Exercise directions
Count the lines below containing "Error". Number only.

Records provided

☆ ☆ ☆ ☆

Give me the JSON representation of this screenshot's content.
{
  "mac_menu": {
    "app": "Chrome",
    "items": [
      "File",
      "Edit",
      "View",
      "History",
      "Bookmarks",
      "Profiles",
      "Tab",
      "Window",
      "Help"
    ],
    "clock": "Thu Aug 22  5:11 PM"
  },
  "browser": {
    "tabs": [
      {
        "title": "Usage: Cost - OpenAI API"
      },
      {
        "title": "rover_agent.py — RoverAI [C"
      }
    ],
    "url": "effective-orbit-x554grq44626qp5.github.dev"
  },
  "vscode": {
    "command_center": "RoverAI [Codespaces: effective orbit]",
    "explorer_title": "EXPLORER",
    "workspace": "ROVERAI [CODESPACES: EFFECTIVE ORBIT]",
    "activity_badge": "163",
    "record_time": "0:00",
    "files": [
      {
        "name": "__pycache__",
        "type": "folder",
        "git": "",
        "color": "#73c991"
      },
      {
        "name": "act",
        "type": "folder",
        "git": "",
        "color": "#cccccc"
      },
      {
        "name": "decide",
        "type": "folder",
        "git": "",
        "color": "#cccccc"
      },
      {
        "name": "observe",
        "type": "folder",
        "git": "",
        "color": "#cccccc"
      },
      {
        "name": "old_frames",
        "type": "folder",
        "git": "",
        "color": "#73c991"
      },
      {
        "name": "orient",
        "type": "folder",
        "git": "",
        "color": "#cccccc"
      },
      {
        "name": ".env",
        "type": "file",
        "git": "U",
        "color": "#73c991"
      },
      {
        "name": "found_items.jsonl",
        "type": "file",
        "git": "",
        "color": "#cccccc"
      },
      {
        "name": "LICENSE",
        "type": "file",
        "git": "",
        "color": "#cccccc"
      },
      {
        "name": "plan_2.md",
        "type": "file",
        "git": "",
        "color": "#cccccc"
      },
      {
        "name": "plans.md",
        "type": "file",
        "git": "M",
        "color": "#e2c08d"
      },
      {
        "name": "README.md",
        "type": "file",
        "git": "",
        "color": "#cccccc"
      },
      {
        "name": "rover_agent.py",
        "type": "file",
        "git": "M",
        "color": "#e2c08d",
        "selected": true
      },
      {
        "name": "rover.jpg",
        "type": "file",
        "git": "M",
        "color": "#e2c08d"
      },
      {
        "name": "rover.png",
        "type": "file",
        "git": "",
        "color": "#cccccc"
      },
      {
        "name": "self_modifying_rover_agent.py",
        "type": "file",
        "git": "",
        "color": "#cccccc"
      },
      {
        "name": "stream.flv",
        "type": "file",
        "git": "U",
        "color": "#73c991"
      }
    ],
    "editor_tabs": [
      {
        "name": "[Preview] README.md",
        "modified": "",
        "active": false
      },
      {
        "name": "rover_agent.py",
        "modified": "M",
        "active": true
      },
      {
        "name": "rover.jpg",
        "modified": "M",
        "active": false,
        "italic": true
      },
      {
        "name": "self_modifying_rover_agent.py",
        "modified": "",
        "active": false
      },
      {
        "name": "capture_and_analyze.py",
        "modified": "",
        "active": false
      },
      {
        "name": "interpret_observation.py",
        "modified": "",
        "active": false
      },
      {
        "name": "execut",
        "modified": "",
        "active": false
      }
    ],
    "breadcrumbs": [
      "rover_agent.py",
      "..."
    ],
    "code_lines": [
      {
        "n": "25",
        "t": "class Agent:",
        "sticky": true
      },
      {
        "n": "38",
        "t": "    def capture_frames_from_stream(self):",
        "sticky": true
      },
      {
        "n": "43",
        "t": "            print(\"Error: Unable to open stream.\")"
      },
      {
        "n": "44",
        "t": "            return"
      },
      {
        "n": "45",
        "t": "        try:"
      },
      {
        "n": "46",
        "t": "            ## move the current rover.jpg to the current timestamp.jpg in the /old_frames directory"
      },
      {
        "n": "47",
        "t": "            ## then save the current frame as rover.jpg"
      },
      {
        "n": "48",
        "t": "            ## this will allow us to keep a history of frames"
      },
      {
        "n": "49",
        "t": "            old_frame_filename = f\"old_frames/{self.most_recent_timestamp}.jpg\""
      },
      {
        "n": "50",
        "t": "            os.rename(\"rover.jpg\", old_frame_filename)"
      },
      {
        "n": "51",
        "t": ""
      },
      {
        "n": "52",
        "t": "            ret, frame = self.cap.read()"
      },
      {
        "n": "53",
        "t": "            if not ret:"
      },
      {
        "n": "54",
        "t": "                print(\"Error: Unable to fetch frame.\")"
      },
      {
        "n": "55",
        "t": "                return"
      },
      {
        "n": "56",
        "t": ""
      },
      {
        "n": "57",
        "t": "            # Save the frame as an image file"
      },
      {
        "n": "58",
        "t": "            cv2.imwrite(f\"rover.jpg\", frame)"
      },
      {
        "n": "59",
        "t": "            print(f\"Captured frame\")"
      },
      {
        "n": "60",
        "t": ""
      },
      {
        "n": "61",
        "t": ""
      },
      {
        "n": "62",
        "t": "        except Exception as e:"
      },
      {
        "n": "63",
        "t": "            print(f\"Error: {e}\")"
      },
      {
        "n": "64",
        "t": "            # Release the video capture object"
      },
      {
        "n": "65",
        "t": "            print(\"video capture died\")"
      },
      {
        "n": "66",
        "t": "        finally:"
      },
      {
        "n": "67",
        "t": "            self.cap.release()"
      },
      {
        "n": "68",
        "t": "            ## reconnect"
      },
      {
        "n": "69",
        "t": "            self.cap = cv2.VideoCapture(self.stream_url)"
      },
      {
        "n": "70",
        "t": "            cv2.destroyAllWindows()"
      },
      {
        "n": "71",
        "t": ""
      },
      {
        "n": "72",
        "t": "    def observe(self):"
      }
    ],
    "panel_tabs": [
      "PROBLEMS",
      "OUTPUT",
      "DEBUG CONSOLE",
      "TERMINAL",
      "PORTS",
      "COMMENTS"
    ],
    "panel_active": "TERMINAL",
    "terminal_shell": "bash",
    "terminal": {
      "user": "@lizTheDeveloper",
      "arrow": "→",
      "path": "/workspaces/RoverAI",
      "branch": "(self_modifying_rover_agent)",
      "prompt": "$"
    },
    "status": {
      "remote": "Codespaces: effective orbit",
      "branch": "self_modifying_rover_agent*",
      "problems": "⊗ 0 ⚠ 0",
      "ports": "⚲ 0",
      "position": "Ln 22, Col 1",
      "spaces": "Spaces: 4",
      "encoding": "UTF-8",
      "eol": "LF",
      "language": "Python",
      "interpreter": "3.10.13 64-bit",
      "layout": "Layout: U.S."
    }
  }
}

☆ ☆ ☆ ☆

Solution below
3